- AIM OF THE EXERCISE
Every entry below is to be returned unchanged. Images are not part of the copy.

[Items from an interface collection]
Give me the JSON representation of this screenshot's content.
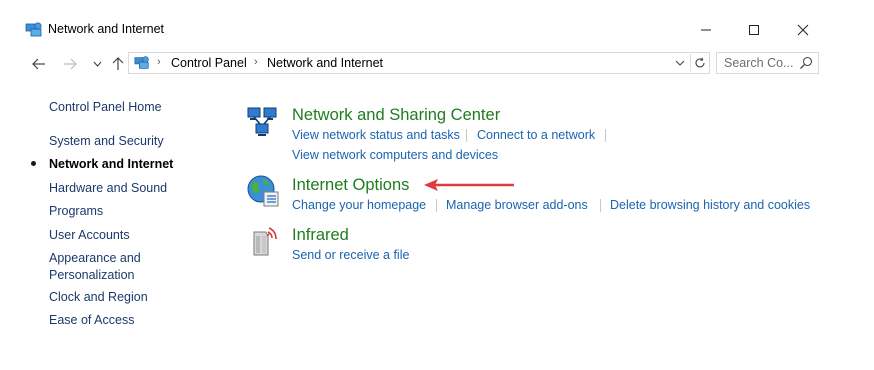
{
  "window": {
    "title": "Network and Internet",
    "icon": "network-globe-icon"
  },
  "navigation": {
    "back_icon": "back-arrow-icon",
    "forward_icon": "forward-arrow-icon",
    "recent_icon": "chevron-down-icon",
    "up_icon": "up-arrow-icon"
  },
  "address": {
    "segments": [
      "Control Panel",
      "Network and Internet"
    ]
  },
  "search": {
    "placeholder": "Search Co..."
  },
  "sidebar": {
    "home": "Control Panel Home",
    "items": [
      {
        "label": "System and Security",
        "active": false
      },
      {
        "label": "Network and Internet",
        "active": true
      },
      {
        "label": "Hardware and Sound",
        "active": false
      },
      {
        "label": "Programs",
        "active": false
      },
      {
        "label": "User Accounts",
        "active": false
      },
      {
        "label": "Appearance and",
        "label2": "Personalization",
        "active": false
      },
      {
        "label": "Clock and Region",
        "active": false
      },
      {
        "label": "Ease of Access",
        "active": false
      }
    ]
  },
  "categories": [
    {
      "title": "Network and Sharing Center",
      "icon": "network-sharing-icon",
      "tasks": [
        "View network status and tasks",
        "Connect to a network",
        "View network computers and devices"
      ]
    },
    {
      "title": "Internet Options",
      "icon": "internet-options-icon",
      "tasks": [
        "Change your homepage",
        "Manage browser add-ons",
        "Delete browsing history and cookies"
      ]
    },
    {
      "title": "Infrared",
      "icon": "infrared-icon",
      "tasks": [
        "Send or receive a file"
      ]
    }
  ],
  "annotation": {
    "arrow_color": "#e03a3e"
  },
  "colors": {
    "category_title": "#1e7d1e",
    "task_link": "#1a64b0",
    "sidebar_link": "#1a3a6b"
  }
}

- REPLY TO THE TASK
Give me the JSON representation of this screenshot's content.
{
  "window": {
    "title": "Network and Internet",
    "icon": "network-globe-icon"
  },
  "navigation": {
    "back_icon": "back-arrow-icon",
    "forward_icon": "forward-arrow-icon",
    "recent_icon": "chevron-down-icon",
    "up_icon": "up-arrow-icon"
  },
  "address": {
    "segments": [
      "Control Panel",
      "Network and Internet"
    ]
  },
  "search": {
    "placeholder": "Search Co..."
  },
  "sidebar": {
    "home": "Control Panel Home",
    "items": [
      {
        "label": "System and Security",
        "active": false
      },
      {
        "label": "Network and Internet",
        "active": true
      },
      {
        "label": "Hardware and Sound",
        "active": false
      },
      {
        "label": "Programs",
        "active": false
      },
      {
        "label": "User Accounts",
        "active": false
      },
      {
        "label": "Appearance and",
        "label2": "Personalization",
        "active": false
      },
      {
        "label": "Clock and Region",
        "active": false
      },
      {
        "label": "Ease of Access",
        "active": false
      }
    ]
  },
  "categories": [
    {
      "title": "Network and Sharing Center",
      "icon": "network-sharing-icon",
      "tasks": [
        "View network status and tasks",
        "Connect to a network",
        "View network computers and devices"
      ]
    },
    {
      "title": "Internet Options",
      "icon": "internet-options-icon",
      "tasks": [
        "Change your homepage",
        "Manage browser add-ons",
        "Delete browsing history and cookies"
      ]
    },
    {
      "title": "Infrared",
      "icon": "infrared-icon",
      "tasks": [
        "Send or receive a file"
      ]
    }
  ],
  "annotation": {
    "arrow_color": "#e03a3e"
  },
  "colors": {
    "category_title": "#1e7d1e",
    "task_link": "#1a64b0",
    "sidebar_link": "#1a3a6b"
  }
}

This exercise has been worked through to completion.